Founded in 1889, the University of Idaho is the state’s flagship higher-education institution and its principal graduate education and research university, bringing insight and innovation to the state, the nation and the world. University researchers attract nearly $100 million in research grants and contracts each year; the University of Idaho is the only institution in the state to earn the prestigious Carnegie Foundation ranking for high research activity. The university’s student population includes first-generation college students and ethnically diverse scholars. Offering more than 130 degree options in 10 colleges, the university combines the strengths of a large university with the intimacy of small learning communities. The university is home to the Vandals, the 2009 Roady’s Humanitarian Bowl champions. For information, visit www.uidaho.edu
About the University of Idaho
The University of Idaho helps students to succeed and become leaders. Its land-grant mission furthers innovative scholarly and creative research to grow Idaho's economy and serve a statewide community. From its main campus in Moscow, Idaho, to 70 research and academic locations statewide, U-Idaho emphasizes real-world application as part of its student experience. U-Idaho combines the strength of a large university with the intimacy of small learning communities.

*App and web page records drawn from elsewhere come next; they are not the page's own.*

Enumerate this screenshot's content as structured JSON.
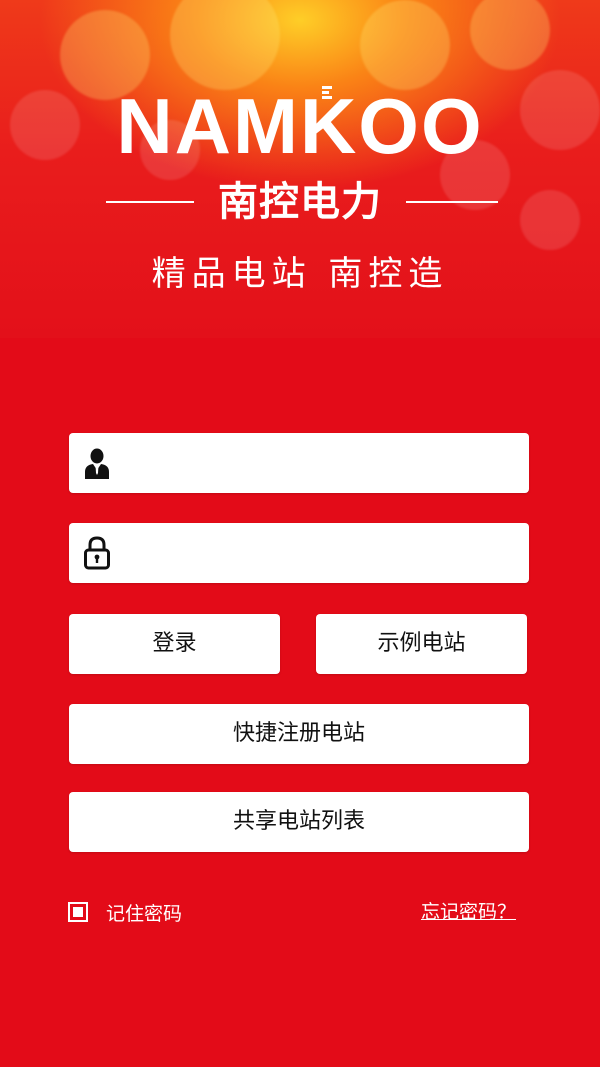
{
  "header": {
    "logo_text": "NAMKOO",
    "brand_cn": "南控电力",
    "slogan": "精品电站 南控造"
  },
  "form": {
    "username": {
      "value": "",
      "placeholder": "",
      "icon": "user-icon"
    },
    "password": {
      "value": "",
      "placeholder": "",
      "icon": "lock-icon"
    },
    "login_label": "登录",
    "demo_label": "示例电站",
    "register_label": "快捷注册电站",
    "shared_label": "共享电站列表",
    "remember_label": "记住密码",
    "forgot_label": "忘记密码？"
  },
  "colors": {
    "background": "#e30b18",
    "button_bg": "#ffffff",
    "text_white": "#ffffff"
  }
}
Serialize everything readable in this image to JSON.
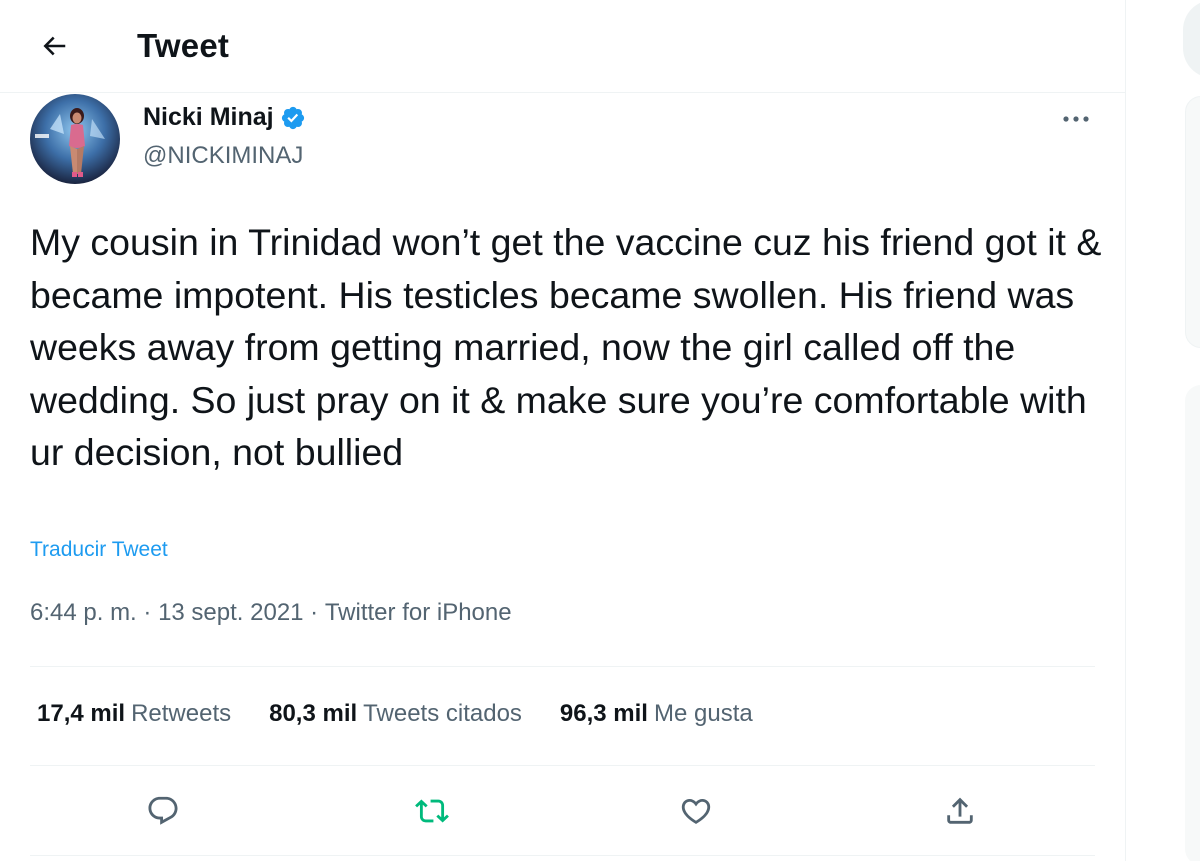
{
  "header": {
    "back_icon": "arrow-left-icon",
    "title": "Tweet"
  },
  "tweet": {
    "author": {
      "display_name": "Nicki Minaj",
      "handle": "@NICKIMINAJ",
      "verified": true,
      "verified_color": "#1d9bf0"
    },
    "more_icon": "more-horizontal-icon",
    "text": "My cousin in Trinidad won’t get the vaccine cuz his friend got it & became impotent. His testicles became swollen. His friend was weeks away from getting married, now the girl called off the wedding. So just pray on it & make sure you’re comfortable with ur decision, not bullied",
    "translate_label": "Traducir Tweet",
    "time": "6:44 p. m.",
    "separator": " · ",
    "date": "13 sept. 2021",
    "source": "Twitter for iPhone"
  },
  "stats": {
    "retweets_count": "17,4 mil",
    "retweets_label": "Retweets",
    "quotes_count": "80,3 mil",
    "quotes_label": "Tweets citados",
    "likes_count": "96,3 mil",
    "likes_label": "Me gusta"
  },
  "actions": {
    "reply_icon": "reply-icon",
    "retweet_icon": "retweet-icon",
    "like_icon": "heart-icon",
    "share_icon": "share-icon",
    "retweet_active_color": "#00ba7c"
  },
  "colors": {
    "accent": "#1d9bf0",
    "secondary_text": "#536471",
    "primary_text": "#0f1419",
    "border": "#eff3f4"
  }
}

It is home to the Vandals, and competes in the Western Athletic Conference. For information, visit www.uidaho.edu